Movember: A real balloon movie to raise awareness about testicular cancer

Petanque players are gathered in one place and one of them explains how he deals with his "material": for his new awareness campaign for testicular cancer, he launched on November 6 of Movember and Cerhom (French association for the fight against human cancer, testicular cancer, prostate cancer and genitourinary cancer) chose humor.

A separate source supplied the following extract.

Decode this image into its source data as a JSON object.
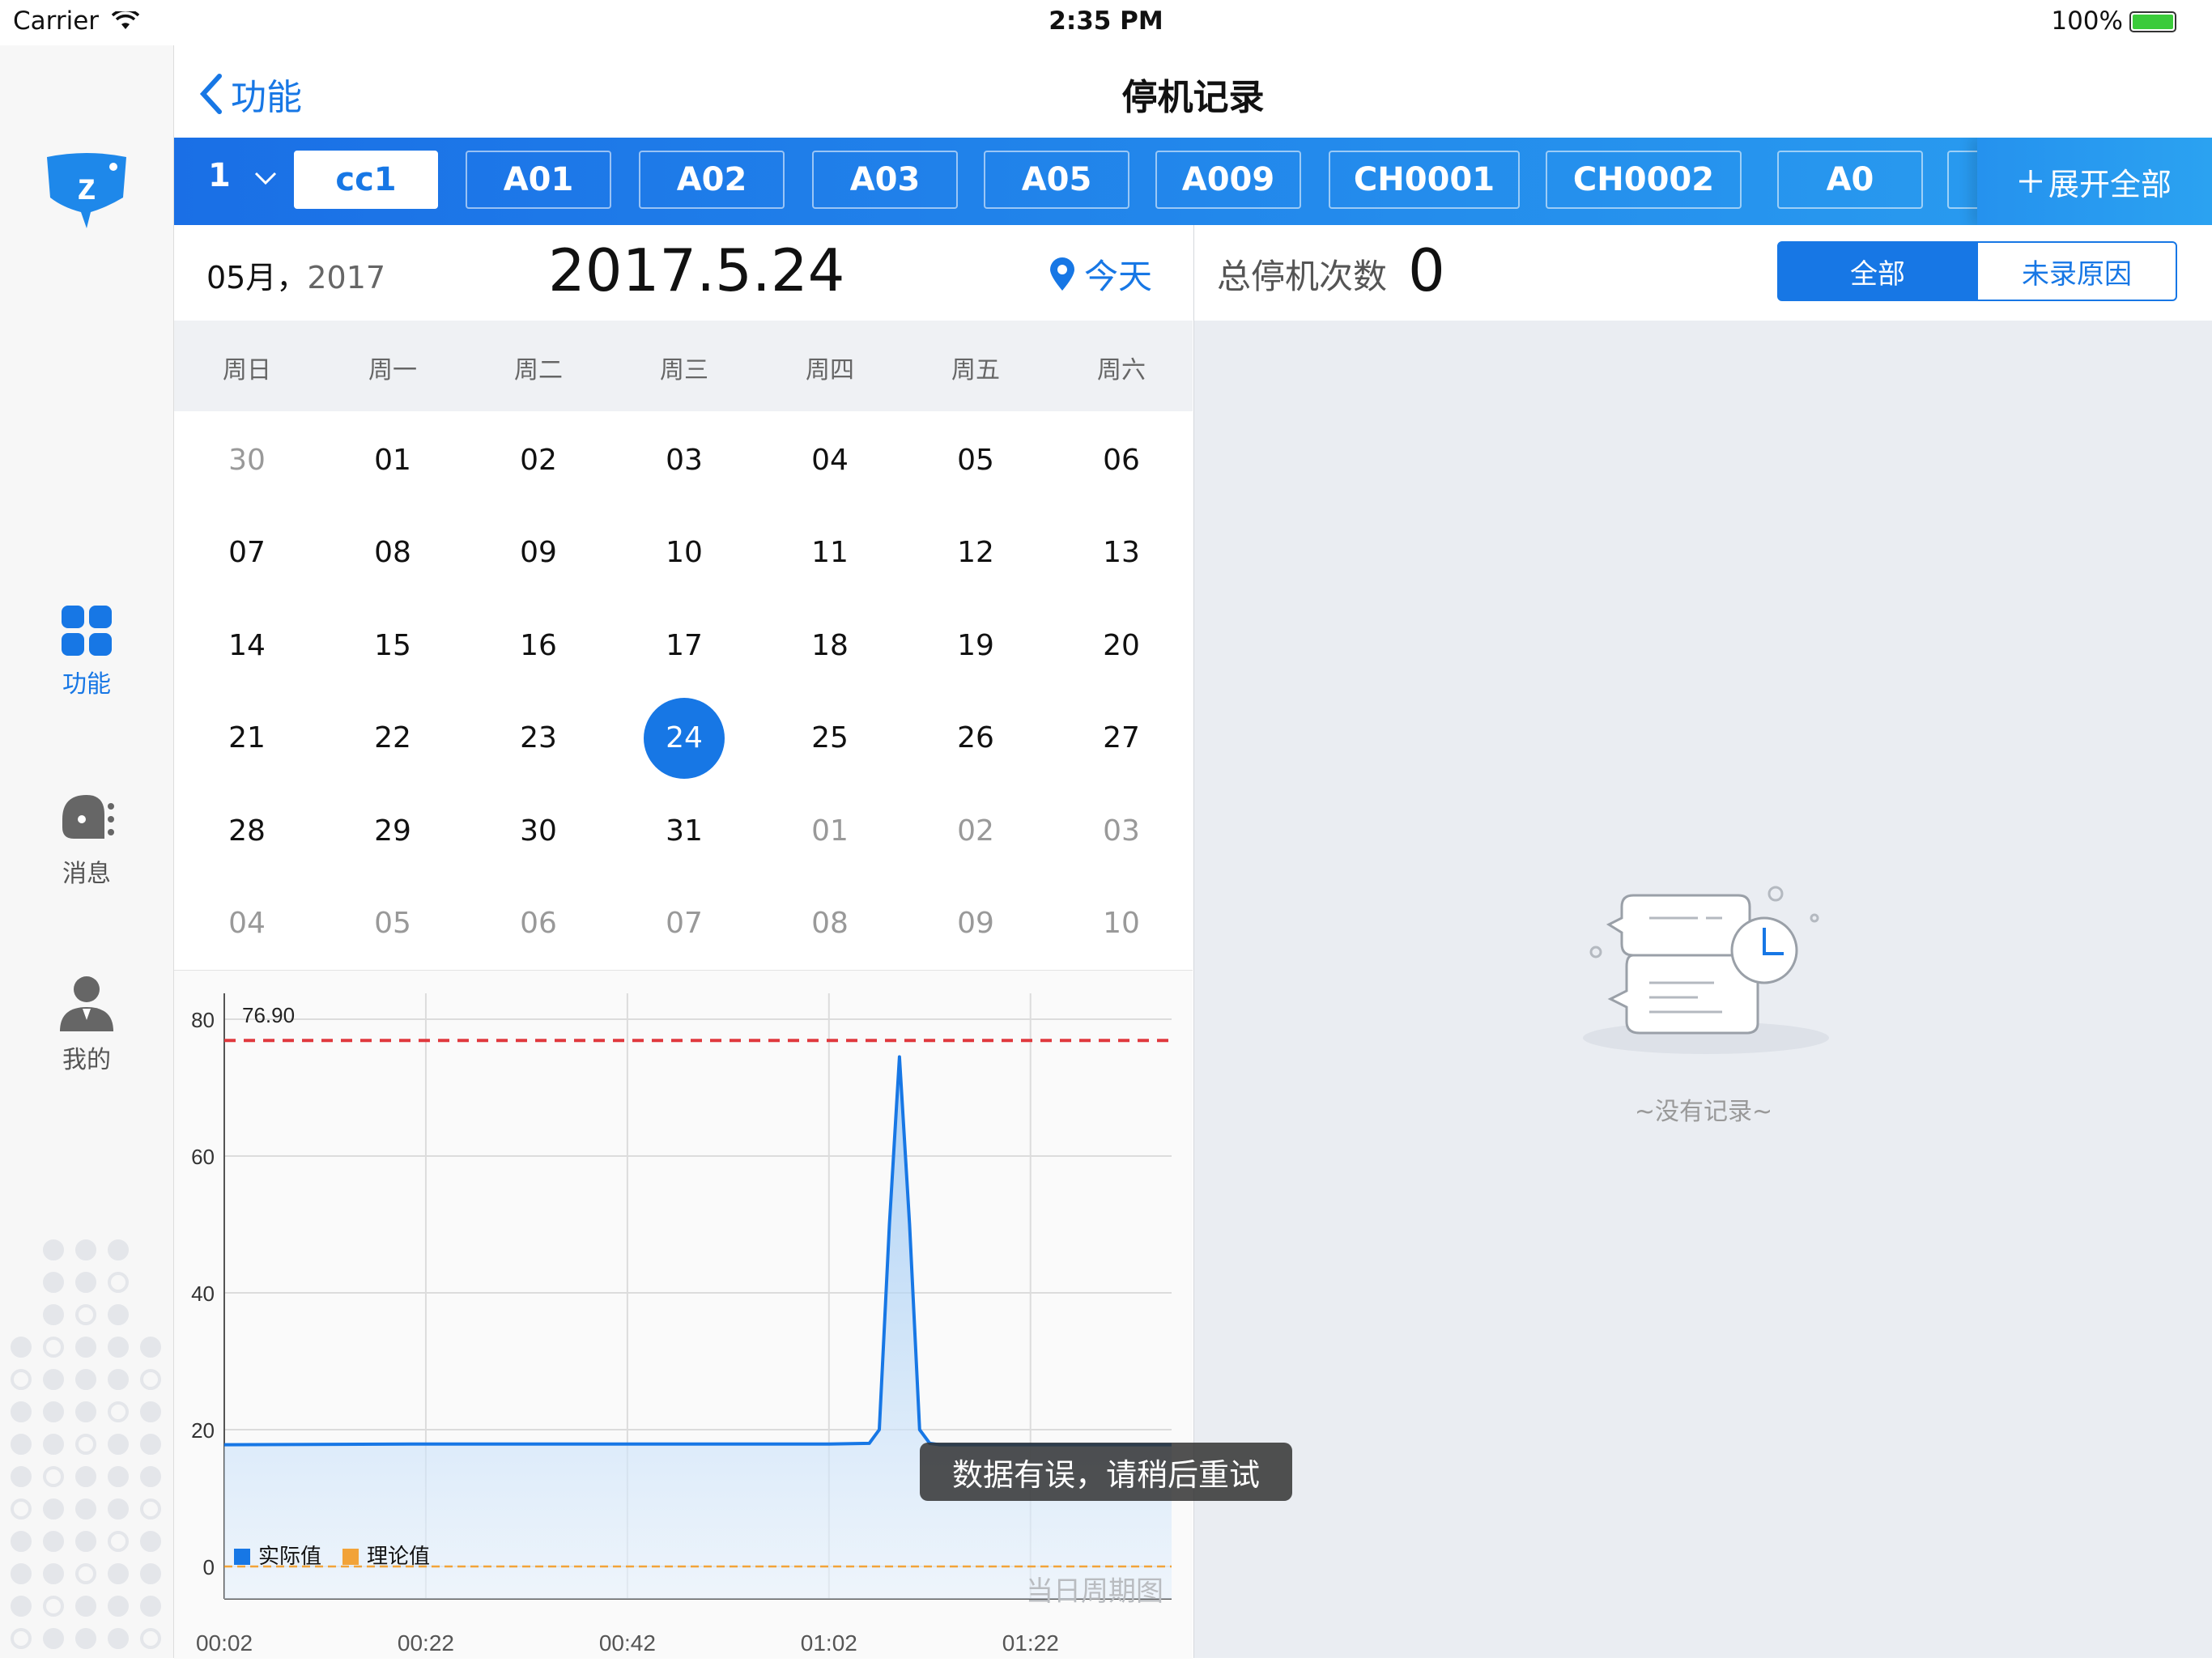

Promote self-palpation
"We can not laugh with our material, we really have to take care of it is vital," says one of the men of the video, they are all actors of series or movies. Among them, Theo Bertrand of "The most beautiful life," Frederic Bouraly "Scenes of Household", or Theo Fernandez, who filmed in "The Tuches." All these actors sensitize to a taboo subject: the health of the testicles.
Self-palpation can very easily detect any abnormal mass in a testicle. In addition, it is easy because it is comparative. If there is a massive or abnormal form, you should consult a doctor to see if it is a tumor. Men are often slow to consult, while the 5-year survival rate of testicular cancer is 99% when taken on time.
The male complex
According to the American Dr. Jay Raman, this is due to the "male complex", men prefer to wait and see if the problem will not be resolved before showing their private parts to a healthcare professional. Some fear the removal of the testicle and this anxiety can delay the time of the first question.
Testicular cancer affects young men, between puberty and age 40, but it can also appear around 50 years. The video of prevention ends with a final message to promote palpation: "Testicular cancer is not a game, remember to regularly inspect the material."
Movember is not just a mustache!
The Movember Foundation has become famous for its awareness campaign, every year in November, encourages men to grow a mustache to talk about male cancers, which are mainly testicular cancer and prostate cancer.
The association also raises funds for research. In 2015, a study conducted through these donations highlighted the role of family genetics in the appearance of testicular cancer: in 49% of the cases, hereditary genetic defects are at the root of the disease.

Are you interested in this topic? Come discuss in our forum.

Leave a comment

Your email address will not be published. Required fields are marked *